For me, men’s health is incredibly important because I’m married to my husband and we have two young sons. So needless to say, men’s health will always be a priority in my household. And it should be in yours too! When was the last time you had a conversation about your husband’s health, particularly the last time he did a testicular self exam? My husband and I actually talked about it this month. It’s thanks to Justin Birckbichler of A Ballsy Sense of Tumor that men’s health is a topic for Homegrown Houston. Here’s why it should be a topic with the men in your life:
Justin spearheaded a men’s health testicular exam research study asking men:
“Do Testicular Exams Happen at Your Annual Physical?”
About 51 percent of men said their doctor physically examined their testicles, while 42 percent said they did not have an exam done, and seven percent could not remember.
While those figures are dismal, responses to the next two survey questions get worse. 78 percent of men reported that their doctor did not teach them how to do a testicular self-exam, and six percent said that they didn’t remember, which is effectively a no in my book. Similarly, only 11 percent said their doctor told them how frequently to do a self-exam.
Read the rest of his Testicular Exam Research Study here.
How to advocate for testicular exams and testicular health as a patient
While it is important to note that this study was not reviewed by an IRB and should not be considered a formal research study*, I do still feel this data is important. The vast majority of men are not educated about testicular health during their yearly exams.
A self exam is how most cases of testicular cancer are detected early. Click the image for video directions or click here for a larger version
Here’s what I ask you to do:
Share this. Share this blog post on social media. Share it with your husband. Ask him to share it. Start talking about men’s health. As Justin put it:
Be sure to tell your friends, brothers, fathers, and other assorted cast of male characters in your life about this. If doctors and others begin hearing the importance of testicular exams more often, it’ll become second nature to dedicate a decent amount of time to this vital task instead of treating it like a checklist item to gloss over.
More about Justin
Justin Birckbichler is a fourth grade teacher, testicular cancer survivor and the founder of aBallsySenseofTumor.com. From being diagnosed in November 2016 at the age of 25, to finishing chemo in January 2017, to being cleared in remission in March, he has been passionate about sharing his story to spread awareness and promote open conversation about men’s health. Connect with him on Instagram @aballsysenseoftumor, on Twitter @absotTC, on Facebook or via email firstname.lastname@example.org.

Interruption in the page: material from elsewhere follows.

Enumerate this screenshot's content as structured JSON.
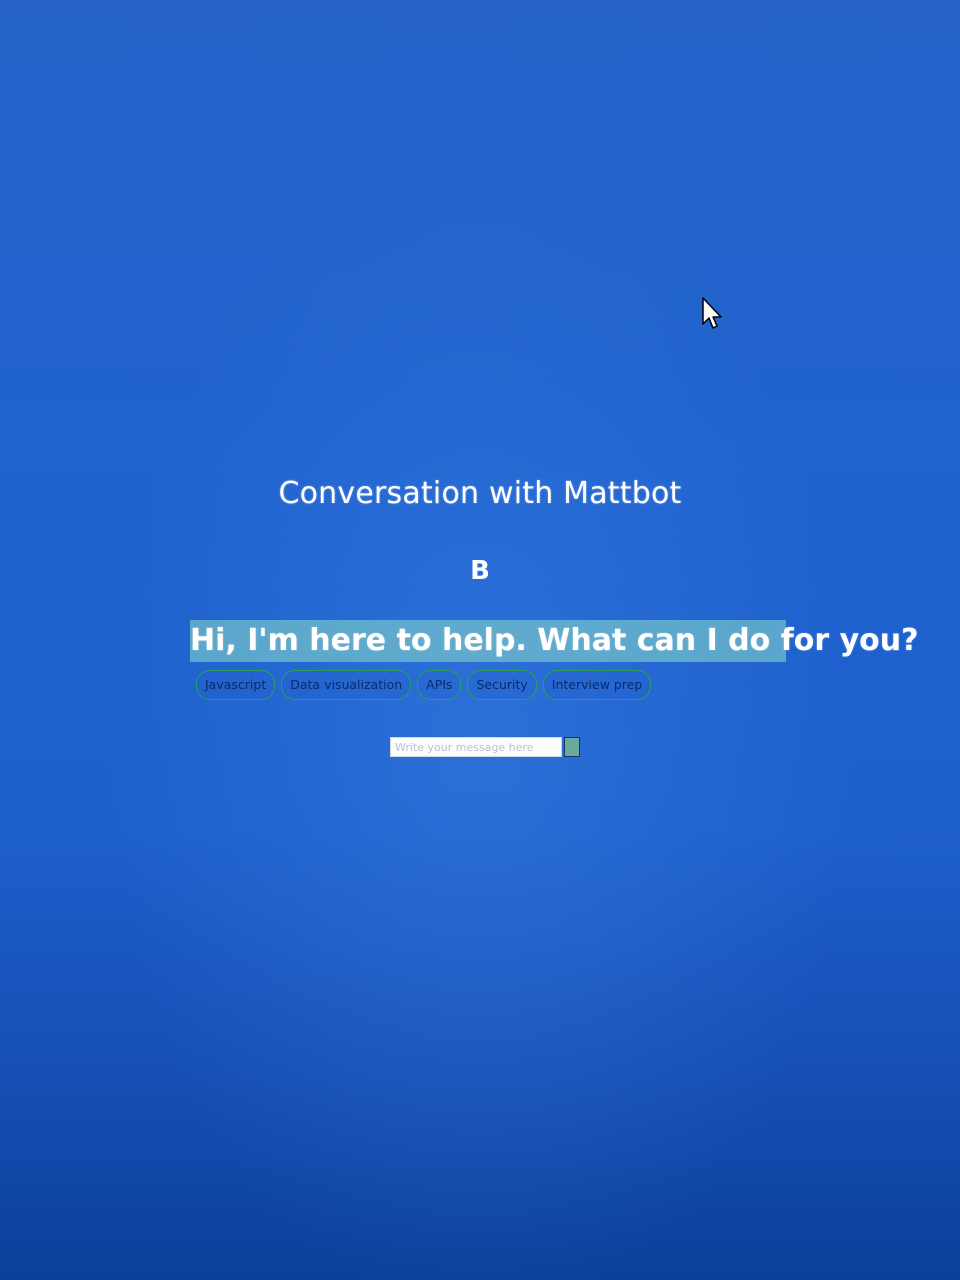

Let’s chat: When was the last time you had a chat about men’s health with the men in your life and what did you talk about? Let me know below.